Everyday an average of 700,000 people are locked away like animals in a cage. These incarcerated individuals are soon left to be away from their families and surrounded by others in the same situation. According to Mama’s Bail Out Day webpage, black women are twice as likely to be in jail opposed to their white counter partners.
It has been reported that one in five transgender women have spent time prison and jail. Eight in ten of the women are mothers and most of them are in local jails and prisons for crimes they have not committed or been convicted of.
For the simple fact that many of these women are incarcerated because they cannot post bail, a black lives matter group decided that these mothers could not spend mothers day in jail.
“The money bail system in this country is unjust and punishes people for being poor,” Serena Sebring of Southerners on New Ground, a queer-focused social justice group, explained.
The BLM groups came together to raise $550,000 to bail out black women all across the US, with $345,000 going directly to bail money and the rest going to things like temporary housing or beauty appointments so that the mothers were able to feel human again for their day.
The groups spent a lot of time reading the roster and names of women located in the jail and prison systems. Writing letters to each of them, the BLM groups asked the women if they were caregivers or mothers.
They also worked with clergy within the jails in order to determine what women were mothers and who would benefit most from being bailed out.
“We’re working with local public defenders, folks in the court system, service providers and families,” said Scott Roberts, senior criminal justice campaigns director at Color of Change. “If there are criteria, that’s determined on the local level.”
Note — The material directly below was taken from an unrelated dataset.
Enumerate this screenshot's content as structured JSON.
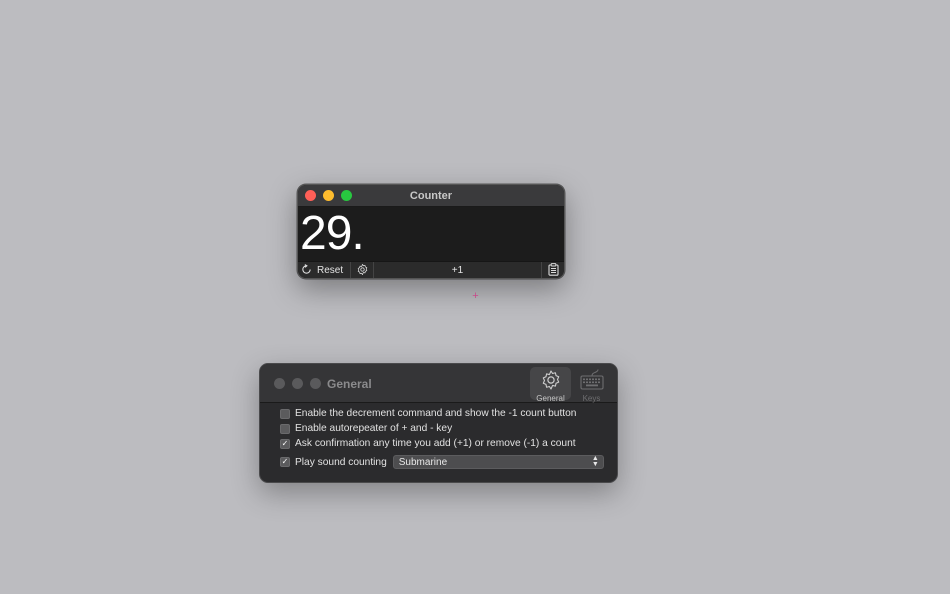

“We’re trying to go above and beyond to make sure they feel cared for and loved,” said Ashley Green, lead organizer of social justice network the Dream Defenders in Florida. “We’re taking them to get their hair done, their nails done, we’re making sure they have a clear place to stay, transportation to and from jail.”